Crescent Hill Reservoir

Several people have asked about the beautiful water company reservoir in Louisville (Crescent Hill Reservoir & Gatehouse), where several of our photos in our Sunday post were taken.

For those ever thinking of visiting the Louisville area, and you want some ideas on where and when to visit, let us know! We’re not quite experts, but we can sure give you some great pointers. There are so many great things to see and do in the Louisville and southern Indiana area that you can make an entire week-long visit here and only scratch the surface!

I thought I would give you a little more info on the reservoir. It’s truly fascinating and beautiful to visit in any season, as highlighted by our photos. We try to visit at least of couple of times each year. It is a great place for a beautiful walk and some pretty amazing photos.

Now, more about the reservoir and the beautiful historic gatehouse.


The fully restored historic Crescent Hill Gatehouse reopened to the public on May 13, 2015. This was the first large-scale restoration of the gatehouse, which was designated a Kentucky Historic Site in 2010.


In 1860 the first 512 customers, mostly businesses, who received running water got straight river water, minus only the mud that had settled out. The original Reservoir was where the Louisville Veteran's Medical Center is today. Old annual reports say when you got a cup of water from Louisville Water in 1860, it sometimes had some leftover mud in it! We’ve improved a lot since then. As demand increased, the company needed a new reservoir. At that time Crescent Hill was farms and large private estates. There was lots of open land available and the new site would be 33-feet higher than the old one. More importantly, the new reservoir would a have 110-million gallon capacity, which was ten times the capacity of the first.

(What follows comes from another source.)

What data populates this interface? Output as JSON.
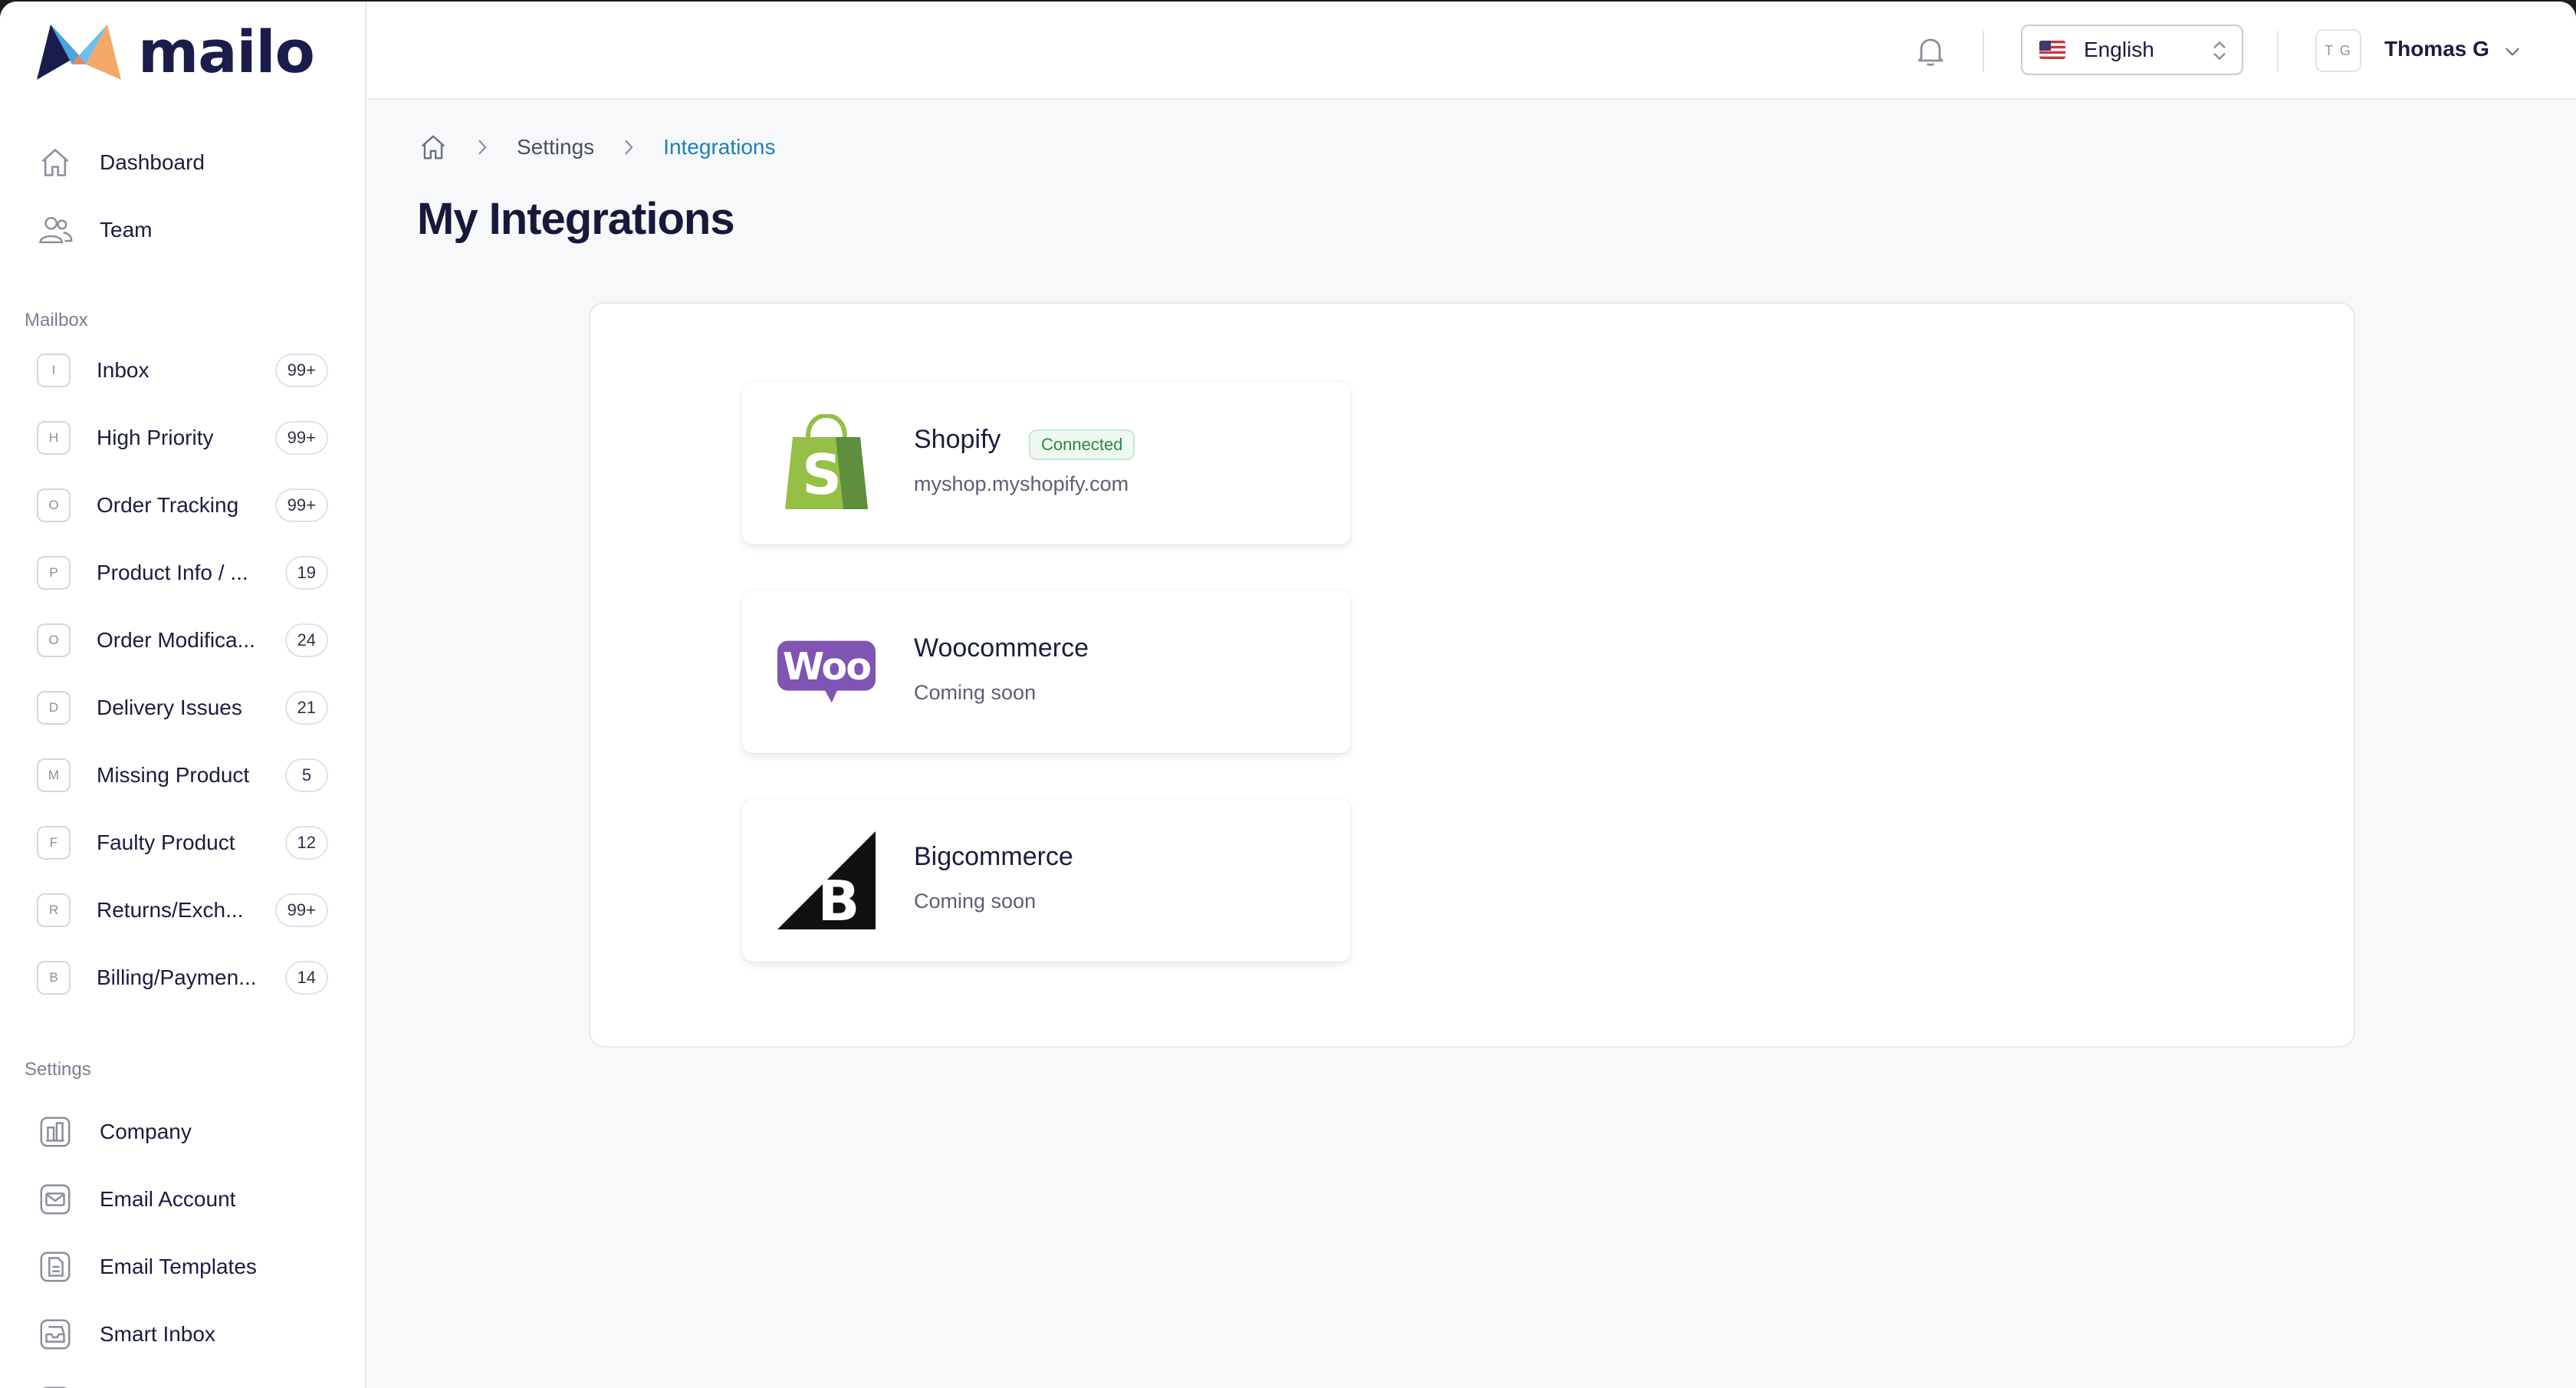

Water had to travel from the Ohio River to the new reservoir. Workers cut through the rock and dug a deep ditch for a large, 30-inch diameter main. When a road was eventually added, it was called “Pipe Line Lane.” That road is now Zorn Avenue after Sebastain Zorn, who served as president of Louisville Water Company.


Chief Engineer Charles Hermany designed the Reservoir. He built the facility with functionality and design in mind. Surveys were taken for the Reservoir in 1874. Work began on the site in 1877 and when it opened in 1879, the Reservoir, 110-million-gallons in both sides, held at least a two-week supply of water. Today, it holds not quite enough for one day. The Gatehouse contained valves that controlled the rush of water in and out of the Reservoir


Upon its completion, the Crescent Hill Reservoir became an instant tourist attraction. Within the first few years of operation, amenities were built to handle the many visitors who came by train, horse and buggy, and walked to visit the grounds. The company employed “gate keepers” to open gates at now Brownsboro Road and Frankfort Avenue and planted trees, built a lake and even installed hitching posts. Some visitors came by train to visit the grounds. There were even rules for how guests should conduct themselves. The men who helped oversee the grounds and the company operations most likely lived on-site in small houses the water company built. The water company also built a Visitor’s Shelter to accommodate guests -- it’s the “L-shaped” building that sits across from the Mary T. Meagher Natatorium today. Complete in 1885, the building included water closets and bathrooms and a common area. Today, the building is nearly identical to what it looked like in 1885. The roof suffered significant damage in the 1974 tornado.


Today, the reservoir is still part of Louisville Water’s Crescent Hill operations although the valves in the gatehouse are not used. Employees control the flow of water in and out of the reservoir at the treatment plant.




29 views0 comments

Recent Posts

See All